The Court found that the petitioner’s injuries were compensable because she worked in a high crime area which included gang activity and struggles for turf. Petitioner was required to work nights and weekends when most of this activity took place. She performed her duties near floor to ceiling windows. Statistics demonstrated that the location of her employment was in one of the more violent crime districts in Chicago. Respondent’s expert testified that petitioner was exposed to the same risks as the customers inside the restaurant. The Court found this unpersuasive noting that a broad section of the public must be considered when evaluating whether the petitioner was exposed to a neutral risk greater than that of the general public. It is not enough to limit the evaluation to a locality, neighborhood or area. The Court re-affirmed Illinois’ rejection of the positional risk doctrine. The injury was not compensable just because the employee was at work. Rather, the petitioner was exposed to an increased risk of injury given increased crime in the area.

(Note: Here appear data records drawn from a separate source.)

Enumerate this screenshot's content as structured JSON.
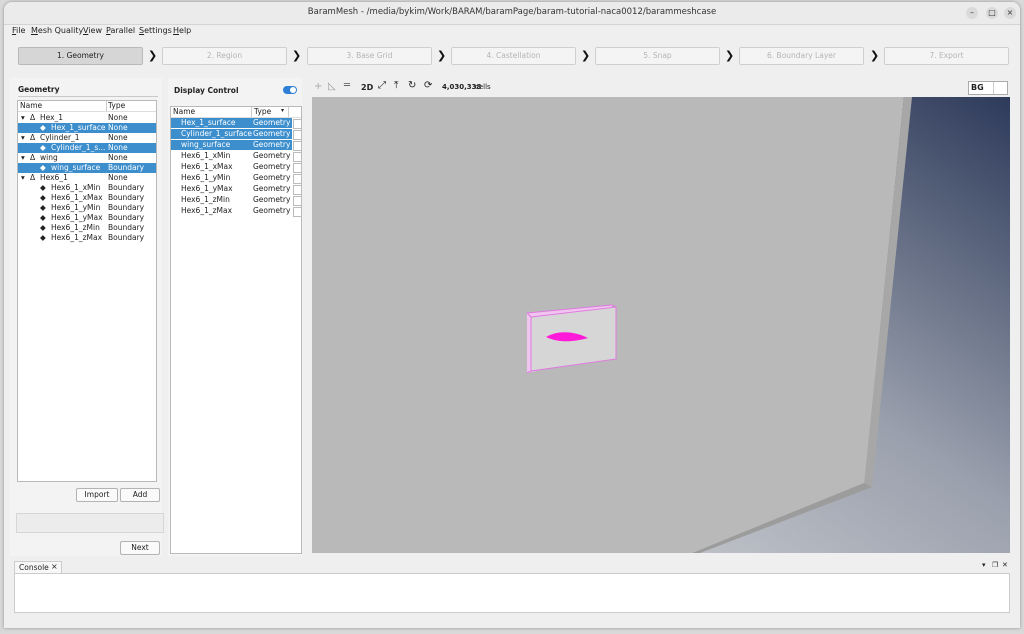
{
  "window": {
    "title": "BaramMesh - /media/bykim/Work/BARAM/baramPage/baram-tutorial-naca0012/barammeshcase"
  },
  "menu": [
    "File",
    "Mesh Quality",
    "View",
    "Parallel",
    "Settings",
    "Help"
  ],
  "steps": [
    "1. Geometry",
    "2. Region",
    "3. Base Grid",
    "4. Castellation",
    "5. Snap",
    "6. Boundary Layer",
    "7. Export"
  ],
  "geometry": {
    "title": "Geometry",
    "col_name": "Name",
    "col_type": "Type",
    "rows": [
      {
        "name": "Hex_1",
        "type": "None"
      },
      {
        "name": "Hex_1_surface",
        "type": "None"
      },
      {
        "name": "Cylinder_1",
        "type": "None"
      },
      {
        "name": "Cylinder_1_s...",
        "type": "None"
      },
      {
        "name": "wing",
        "type": "None"
      },
      {
        "name": "wing_surface",
        "type": "Boundary"
      },
      {
        "name": "Hex6_1",
        "type": "None"
      },
      {
        "name": "Hex6_1_xMin",
        "type": "Boundary"
      },
      {
        "name": "Hex6_1_xMax",
        "type": "Boundary"
      },
      {
        "name": "Hex6_1_yMin",
        "type": "Boundary"
      },
      {
        "name": "Hex6_1_yMax",
        "type": "Boundary"
      },
      {
        "name": "Hex6_1_zMin",
        "type": "Boundary"
      },
      {
        "name": "Hex6_1_zMax",
        "type": "Boundary"
      }
    ],
    "import_label": "Import",
    "add_label": "Add",
    "next_label": "Next"
  },
  "display": {
    "title": "Display Control",
    "col_name": "Name",
    "col_type": "Type",
    "rows": [
      {
        "name": "Hex_1_surface",
        "type": "Geometry"
      },
      {
        "name": "Cylinder_1_surface",
        "type": "Geometry"
      },
      {
        "name": "wing_surface",
        "type": "Geometry"
      },
      {
        "name": "Hex6_1_xMin",
        "type": "Geometry"
      },
      {
        "name": "Hex6_1_xMax",
        "type": "Geometry"
      },
      {
        "name": "Hex6_1_yMin",
        "type": "Geometry"
      },
      {
        "name": "Hex6_1_yMax",
        "type": "Geometry"
      },
      {
        "name": "Hex6_1_zMin",
        "type": "Geometry"
      },
      {
        "name": "Hex6_1_zMax",
        "type": "Geometry"
      }
    ]
  },
  "toolbar": {
    "mode_2d": "2D",
    "cells": "4,030,338",
    "cells_suffix": "cells",
    "bg": "BG"
  },
  "console": {
    "tab": "Console",
    "close": "×"
  },
  "colors": {
    "selection": "#3c8ecd",
    "accent_toggle": "#2f7fd6",
    "wing": "#ff1ad9"
  }
}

This case suggests that the courts are gravitating towards acceptance of the positional risk doctrine. Yet, the courts still emphasize that it is not the law. Cases which implicitly invoke the positional risk doctrine should be challenged. It is the petitioner’s burden to demonstrate the existence of the employment related risk.

Failed Fusion Claim Compensable Despite Petitioner’s Continued Smoking

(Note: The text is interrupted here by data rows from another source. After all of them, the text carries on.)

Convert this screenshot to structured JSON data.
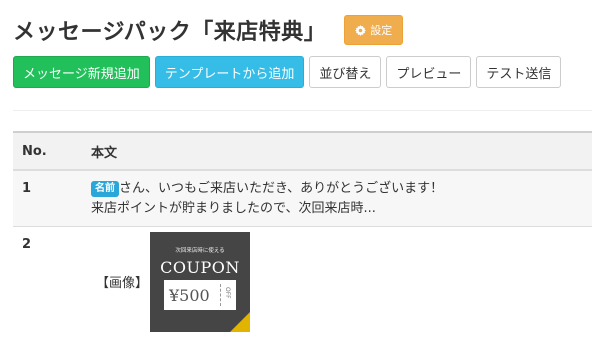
{
  "header": {
    "title": "メッセージパック「来店特典」",
    "settings_label": "設定"
  },
  "toolbar": {
    "new_message": "メッセージ新規追加",
    "from_template": "テンプレートから追加",
    "sort": "並び替え",
    "preview": "プレビュー",
    "test_send": "テスト送信"
  },
  "table": {
    "headers": {
      "no": "No.",
      "body": "本文"
    },
    "rows": [
      {
        "no": "1",
        "name_badge": "名前",
        "line1": "さん、いつもご来店いただき、ありがとうございます！",
        "line2": "来店ポイントが貯まりましたので、次回来店時..."
      },
      {
        "no": "2",
        "image_label": "【画像】",
        "coupon": {
          "subtitle": "次回来店時に使える",
          "title": "COUPON",
          "amount": "¥500",
          "off": "OFF"
        }
      }
    ]
  },
  "colors": {
    "settings_bg": "#f0ad4e",
    "green_btn": "#22c05a",
    "cyan_btn": "#35bde8",
    "badge": "#2aa7d8"
  },
  "icons": {
    "settings": "gear-icon"
  }
}
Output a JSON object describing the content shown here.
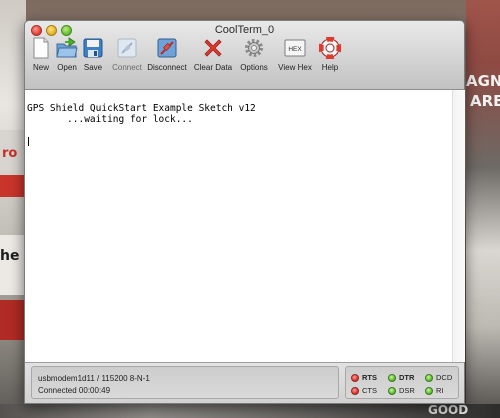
{
  "window": {
    "title": "CoolTerm_0"
  },
  "toolbar": {
    "items": [
      {
        "label": "New",
        "icon": "new-document-icon"
      },
      {
        "label": "Open",
        "icon": "open-folder-icon"
      },
      {
        "label": "Save",
        "icon": "save-floppy-icon"
      },
      {
        "label": "Connect",
        "icon": "connect-plug-icon",
        "enabled": false
      },
      {
        "label": "Disconnect",
        "icon": "disconnect-icon"
      },
      {
        "label": "Clear Data",
        "icon": "clear-x-icon"
      },
      {
        "label": "Options",
        "icon": "gear-icon"
      },
      {
        "label": "View Hex",
        "icon": "hex-view-icon",
        "icon_text": "HEX"
      },
      {
        "label": "Help",
        "icon": "lifebuoy-help-icon"
      }
    ]
  },
  "terminal": {
    "lines": [
      "GPS Shield QuickStart Example Sketch v12",
      "       ...waiting for lock..."
    ]
  },
  "status": {
    "port": "usbmodem1d11 / 115200 8-N-1",
    "connection": "Connected 00:00:49"
  },
  "signals": [
    {
      "label": "RTS",
      "color": "#e2382e",
      "bold": true
    },
    {
      "label": "DTR",
      "color": "#5ec42f",
      "bold": true
    },
    {
      "label": "DCD",
      "color": "#5ec42f",
      "bold": false
    },
    {
      "label": "CTS",
      "color": "#e2382e",
      "bold": false
    },
    {
      "label": "DSR",
      "color": "#5ec42f",
      "bold": false
    },
    {
      "label": "RI",
      "color": "#5ec42f",
      "bold": false
    }
  ],
  "background": {
    "left_text": "ro",
    "left_text2": "he",
    "right_text": "AGNE",
    "right_text2": "ARE",
    "bottom_text": "GOOD"
  }
}
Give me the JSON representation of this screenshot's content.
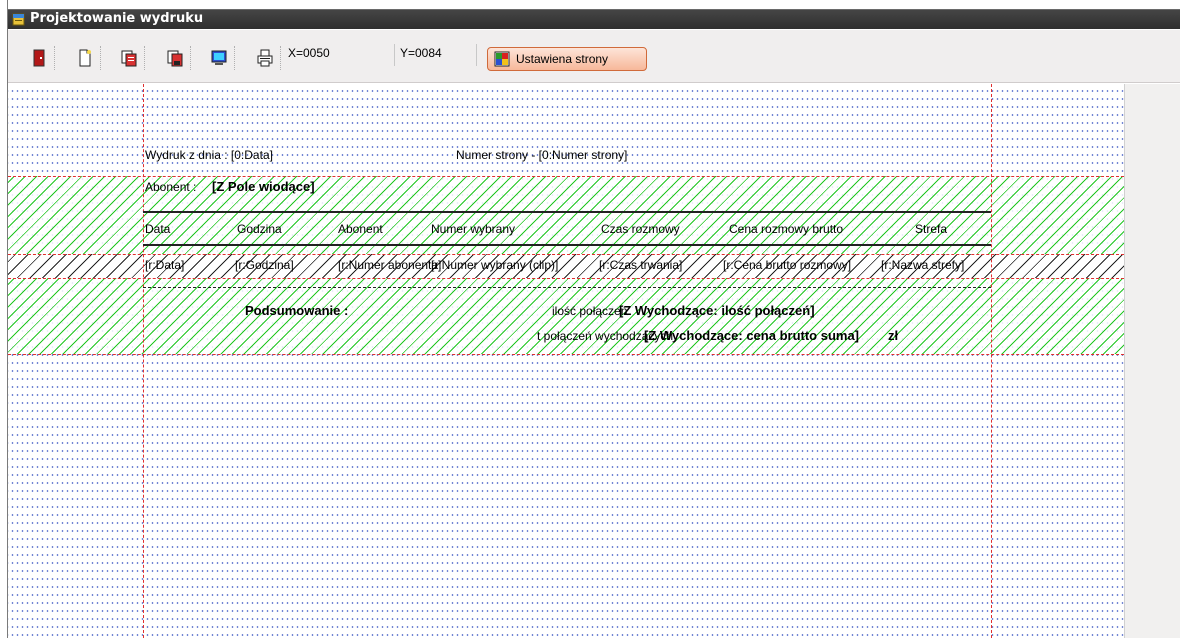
{
  "window": {
    "title": "Projektowanie wydruku"
  },
  "toolbar": {
    "buttons": [
      {
        "icon": "exit-door-icon"
      },
      {
        "icon": "new-page-icon"
      },
      {
        "icon": "open-report-icon"
      },
      {
        "icon": "save-report-icon"
      },
      {
        "icon": "preview-monitor-icon"
      },
      {
        "icon": "print-icon"
      }
    ],
    "x_readout": "X=0050",
    "y_readout": "Y=0084",
    "page_setup_label": "Ustawiena strony"
  },
  "report": {
    "header": {
      "print_date_label": "Wydruk z dnia : [0:Data]",
      "page_number_label": "Numer strony - [0:Numer strony]"
    },
    "group": {
      "subscriber_label": "Abonent :",
      "subscriber_field": "[Z Pole wiodące]"
    },
    "columns": [
      "Data",
      "Godzina",
      "Abonent",
      "Numer wybrany",
      "Czas rozmowy",
      "Cena rozmowy brutto",
      "Strefa"
    ],
    "detail_fields": [
      "[r:Data]",
      "[r:Godzina]",
      "[r:Numer abonenta]",
      "[r:Numer wybrany (clip)]",
      "[r:Czas trwania]",
      "[r:Cena brutto rozmowy]",
      "[r:Nazwa strefy]"
    ],
    "summary": {
      "title": "Podsumowanie :",
      "line1_plain": "ilość połączeń",
      "line1_field": "[Z Wychodzące: ilość połączeń]",
      "line2_plain": "t połączeń wychodzących",
      "line2_field": "[Z Wychodzące: cena brutto suma]",
      "line2_unit": "zł"
    }
  },
  "colors": {
    "title_bar": "#3a3a3a",
    "canvas_dots": "#4a63c8",
    "band_hatch": "#22c722",
    "guide_lines": "#e03030",
    "page_setup_button": "#f7b89a"
  }
}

In Global Products v. Hall. 2009 WL 1620461 (1st Dist. 2009), a petitioner fell at work. He injured his back resulting in two fusions. The fusions failed. Respondent’s examining physician testified that petitioner’s smoking led to the failure of the fusions. Benefits were awarded for the failed fusion. On appeal, respondent urged the court that it find that petitioner’s continued smoking after the fusions constituted an injurious practice. Respondent also argued that petitioner’s continued smoking led to the failure of the fusions and his failure to quit represented an intervening cause. The Court rejected respondent’s argument. The Court stated that an employer takes its employees as it find them. Petitioner smoked prior to the accident. The fusions (that ultimately failed) would not have been necessary had it not been for the fall. The evidence was not sufficient to break the causal connection chain.

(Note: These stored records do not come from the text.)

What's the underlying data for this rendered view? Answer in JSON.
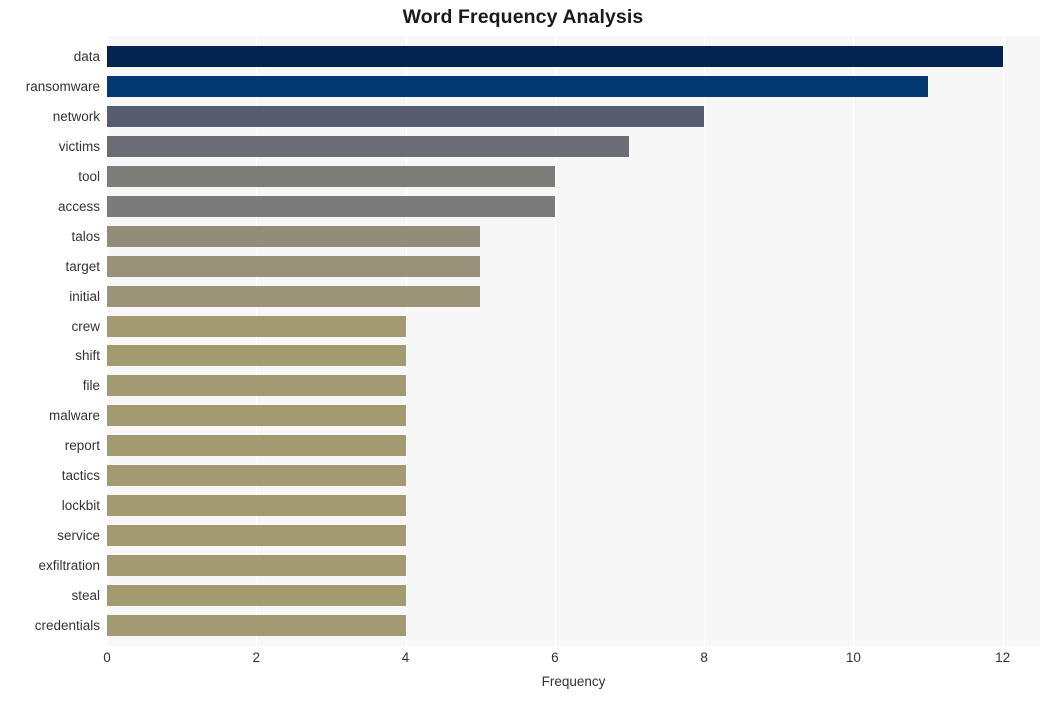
{
  "chart_data": {
    "type": "bar",
    "orientation": "horizontal",
    "title": "Word Frequency Analysis",
    "xlabel": "Frequency",
    "ylabel": "",
    "xlim": [
      0,
      12.5
    ],
    "xticks": [
      0,
      2,
      4,
      6,
      8,
      10,
      12
    ],
    "xtick_labels": [
      "0",
      "2",
      "4",
      "6",
      "8",
      "10",
      "12"
    ],
    "grid": true,
    "grid_axis": "x",
    "grid_color": "#ffffff",
    "plot_background": "#f7f7f7",
    "figure_background": "#ffffff",
    "legend": null,
    "categories": [
      "data",
      "ransomware",
      "network",
      "victims",
      "tool",
      "access",
      "talos",
      "target",
      "initial",
      "crew",
      "shift",
      "file",
      "malware",
      "report",
      "tactics",
      "lockbit",
      "service",
      "exfiltration",
      "steal",
      "credentials"
    ],
    "values": [
      12,
      11,
      8,
      7,
      6,
      6,
      5,
      5,
      5,
      4,
      4,
      4,
      4,
      4,
      4,
      4,
      4,
      4,
      4,
      4
    ],
    "bar_colors": [
      "#042350",
      "#043873",
      "#575c70",
      "#6c6c74",
      "#7d7d79",
      "#7b7b79",
      "#918d7a",
      "#98927a",
      "#9a9479",
      "#a39a72",
      "#a49a70",
      "#a49a70",
      "#a49a70",
      "#a49a70",
      "#a49a70",
      "#a49a70",
      "#a49a70",
      "#a49a70",
      "#a49a70",
      "#a49a70"
    ]
  }
}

Regarding injurious practices, the Court found respondent’s evidence insufficient. Whether petitioner’s action is an injurious practice under section 19(d) of the Act is a question of fact and will not be disturbed unless the Commission abused it discretion. The petitioner testified that he attempted to quit smoking. There was no evidence that he deliberately attempted to retard his recovery by continuing to smoke. In other words, petitioner continued to smoke in spite of its potential impact on his recovery, not because of it.

Smoking can complicate recovery efforts under most circumstances. This is especially true in cases involving spinal injuries. Significant evidence demonstrating that a petitioner deliberately ignored recommendations or failed to take steps to quit smoking may help in reaching a decision different from the one above. This type of evidence can be developed with the assistance of an examining physician and a rehabilitation plan.

 

Originally published in the Fall 2009 edition of Quinn Quarterly.